End of week notes and 3 (approx) interesting things, new or old, found (approx) this week. Also on Powered by Uniform Medium publication.


As anticipated last week, we did a quick 3 days hack on face-to-face scenarios and communication technologies.

Our goal with the Shared Experience design theme is to develop an approach for designing digital products that especially considers the face-to-face surroundings of the user (the people around him in a specific moment and more in general the ones that he/she share spaces with through a house, a workplace, a neighbourhood etc.).

Smartphones have transformed our social moments. We believe there is an untapped opportunity to use our devices to enrich the time we spend with people; but in most cases the effect that smartphones have, is to isolate us from each other and to damage social interactions.

As a first step we decided to focus on the latter case, the negative scenario. The reason for that is that if we want to design products that are actually improving face-to-face situations, we needed to figure out also when we shouldn’t create a product. As designers working every day with technology, it’s easy to fall in solutionismtraps, that impulse to see in any issue a possible technological fix. And spending some time so identify the cases in which we need less, not more, tech, is an effective way to educate ourselves against those traps.

During the course of the hack, we identified three motivations people have for phubbing, the action of snubbing someone in favour of a mobile phone, and came up with three simple ideas to address them, each solution specifically un-technological, as a reminder that this wasn’t a space for a new product, but for reflecting on our use of existing ones.

We’re spending some more time to refine what we did and will soon share the result of the hack.


1. Wearspace (2018)

A prototype by Panasonic. Basically it’s noise cancelling headphones attached to a fabric structure that covers the sides of you field of view. Ingenuous but effective solution for staying focused while at work, especially in open-space offices.


2. Anamorphic Playground (2018)
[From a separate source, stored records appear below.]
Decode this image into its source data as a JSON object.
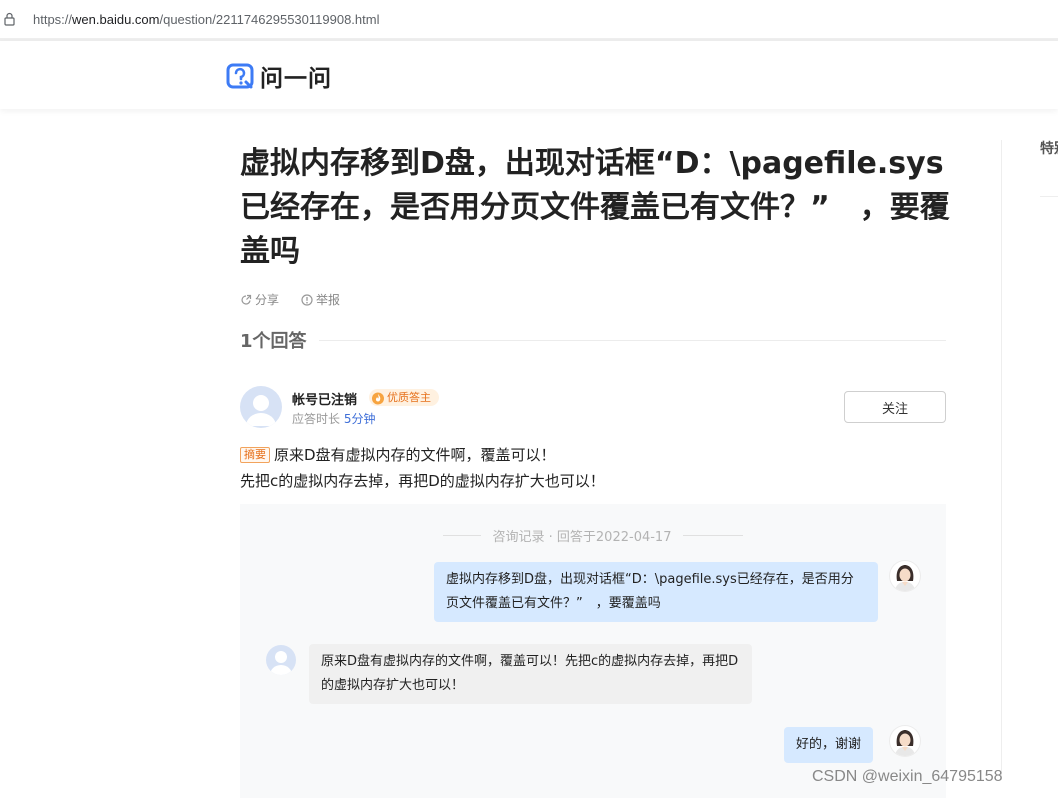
{
  "browser": {
    "url_prefix": "https://",
    "url_host": "wen.baidu.com",
    "url_path": "/question/2211746295530119908.html"
  },
  "site": {
    "logo_text": "问一问"
  },
  "sidebar": {
    "peek_text": "特别"
  },
  "question": {
    "title": "虚拟内存移到D盘，出现对话框“D：\\pagefile.sys已经存在，是否用分页文件覆盖已有文件？”　，要覆盖吗",
    "actions": {
      "share": "分享",
      "report": "举报"
    }
  },
  "answers": {
    "count_label": "1个回答"
  },
  "answer": {
    "user_name": "帐号已注销",
    "badge": "优质答主",
    "response_label": "应答时长",
    "response_value": "5分钟",
    "follow_label": "关注",
    "summary_tag": "摘要",
    "summary_line1": "原来D盘有虚拟内存的文件啊，覆盖可以！",
    "summary_line2": "先把c的虚拟内存去掉，再把D的虚拟内存扩大也可以！"
  },
  "consult": {
    "header": "咨询记录 · 回答于2022-04-17",
    "messages": [
      {
        "role": "asker",
        "text": "虚拟内存移到D盘，出现对话框“D：\\pagefile.sys已经存在，是否用分页文件覆盖已有文件？”　，要覆盖吗"
      },
      {
        "role": "answerer",
        "text": "原来D盘有虚拟内存的文件啊，覆盖可以！先把c的虚拟内存去掉，再把D的虚拟内存扩大也可以！"
      },
      {
        "role": "asker",
        "text": "好的，谢谢"
      }
    ]
  },
  "watermark": "CSDN @weixin_64795158",
  "colors": {
    "accent_blue": "#3f6fd8",
    "badge_orange": "#e6711c",
    "bubble_me": "#d6e9ff",
    "bubble_them": "#f0f0f0"
  },
  "icons": [
    "lock-icon",
    "logo-icon",
    "share-icon",
    "report-icon",
    "badge-flame-icon",
    "avatar-icon"
  ]
}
London based Unit Lab and studio friends, create products “that bring science into everyday objects”. Their latest project is a playground where pieces are distorted in real life, but appear normal when looked through warped mirrors placed in the playground.


3. Smarter Homes (2018)

If you have an interest on Design and the Internet of Things, chances are you’ve heard of Alexandra Deschamps-Sonsino. She’ve been giving talks, organising conferences, writing and consulting about smart homes, connected objects and the likes since almost 10 years, always strongly working and advocating for ethical and human-centred values. She wrote a book on the topic that has just been released and I’m looking forward to start reading it. An introduction is available on her Medium.